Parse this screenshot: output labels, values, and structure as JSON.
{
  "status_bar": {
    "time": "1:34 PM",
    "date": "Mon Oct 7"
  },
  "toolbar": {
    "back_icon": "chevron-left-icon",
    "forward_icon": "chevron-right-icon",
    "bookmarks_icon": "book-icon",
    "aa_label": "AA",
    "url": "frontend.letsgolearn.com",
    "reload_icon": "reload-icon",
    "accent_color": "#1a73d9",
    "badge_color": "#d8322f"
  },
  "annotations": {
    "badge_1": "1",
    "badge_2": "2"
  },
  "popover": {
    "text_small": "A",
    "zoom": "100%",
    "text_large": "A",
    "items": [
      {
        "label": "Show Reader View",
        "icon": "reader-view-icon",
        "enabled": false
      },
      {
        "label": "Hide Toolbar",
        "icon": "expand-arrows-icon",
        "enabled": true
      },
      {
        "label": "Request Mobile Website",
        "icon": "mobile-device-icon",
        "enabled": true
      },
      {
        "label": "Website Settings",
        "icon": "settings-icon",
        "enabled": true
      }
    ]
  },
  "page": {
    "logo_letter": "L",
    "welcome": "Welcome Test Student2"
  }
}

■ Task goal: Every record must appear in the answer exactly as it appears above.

■ Result for this exercise:
Parse this screenshot: output labels, values, and structure as JSON.
{
  "status_bar": {
    "time": "1:34 PM",
    "date": "Mon Oct 7"
  },
  "toolbar": {
    "back_icon": "chevron-left-icon",
    "forward_icon": "chevron-right-icon",
    "bookmarks_icon": "book-icon",
    "aa_label": "AA",
    "url": "frontend.letsgolearn.com",
    "reload_icon": "reload-icon",
    "accent_color": "#1a73d9",
    "badge_color": "#d8322f"
  },
  "annotations": {
    "badge_1": "1",
    "badge_2": "2"
  },
  "popover": {
    "text_small": "A",
    "zoom": "100%",
    "text_large": "A",
    "items": [
      {
        "label": "Show Reader View",
        "icon": "reader-view-icon",
        "enabled": false
      },
      {
        "label": "Hide Toolbar",
        "icon": "expand-arrows-icon",
        "enabled": true
      },
      {
        "label": "Request Mobile Website",
        "icon": "mobile-device-icon",
        "enabled": true
      },
      {
        "label": "Website Settings",
        "icon": "settings-icon",
        "enabled": true
      }
    ]
  },
  "page": {
    "logo_letter": "L",
    "welcome": "Welcome Test Student2"
  }
}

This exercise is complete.